Two weeks ago, I wrote about my concerns that the turn to democracy in the Muslim world will bring Islamists to power, thereby extending and legitimating the rule of totalitarian imperialists. Within days, this worry took operational form in two small but central polities, Lebanon and the Palestinian Authority.
- In Lebanon, Hezbollah flexed its muscles with a mammoth street demonstration on March 8, reminding everyone who is the biggest single powerbroker in the country.
- In the Palestinian territories, Hamas announced its participation in legislative elections scheduled for mid-2005, unlike the last ones in 1996, which it chose to boycott. Polling and student elections at Hebron University suggest it could do very well in these elections, cutting into Mahmoud Abbas's ability to end Palestinian terrorism against Israel.
Further, Hezbollah and Hamas have both indicated they intend to continue to engage in terrorism. The leader of Hezbollah defiantly responded, "We are ready to remain until the end of time a terrorist organization in Bush's view." The Hamas leader in Gaza announced that "Our patience with the cease-fire will not go on forever. The occupation forces will respond to our demands or the resistance will continue." (Those demands include the release of all Palestinian prisoners in Israeli jails and Israel's withdrawal from Palestinian cities.)
The growing power of these two radical Islamic organizations directly threatens the West. They seek to destroy one Western state (Israel) and are already at war with another one (the United States).
I argue in a column today, "Can Hezbollah and Hamas Be Democratic?" that the Western response should be unambiguous – by keeping Hezbollah and Hamas out of the democratic process.
I argue in a column today, "Can Hezbollah and Hamas Be Democratic?" that the Western response should be unambiguous – by keeping Hezbollah and Hamas out of the democratic process. And if anyone doubts whether this can be done, I refer him to the March 8, 2004, "Law of Administration for the State of Iraq for the Transitional Period," Article 31, which defines the requirements for members of the Iraqi National Assembly. Two of the provisions read as follows:
(2) He shall not have been a member of the dissolved Ba'ath Party with the rank of Division Member or higher, unless exempted pursuant to the applicable legal rules.

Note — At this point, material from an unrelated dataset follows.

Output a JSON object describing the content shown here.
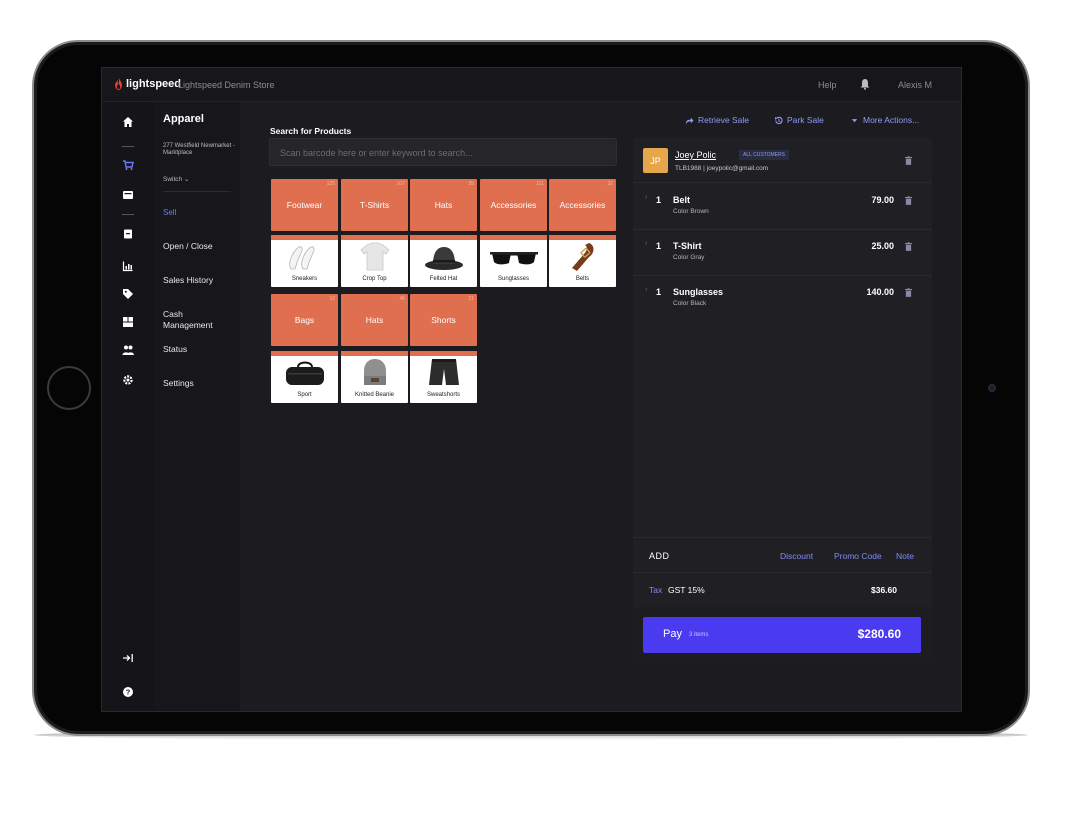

(3) If he was once a member of the dissolved Ba'ath Party with the rank of Full Member, he shall be required to sign a document renouncing the Ba'ath Party and disavowing all of his past links with it before becoming eligible to be a candidate, as well as to swear that he no longer has any dealings or connection with Ba'ath Party organizations. If it is established in court that he lied or fabricated on this score, he shall lose his seat in the National Assembly.
(March 22, 2005)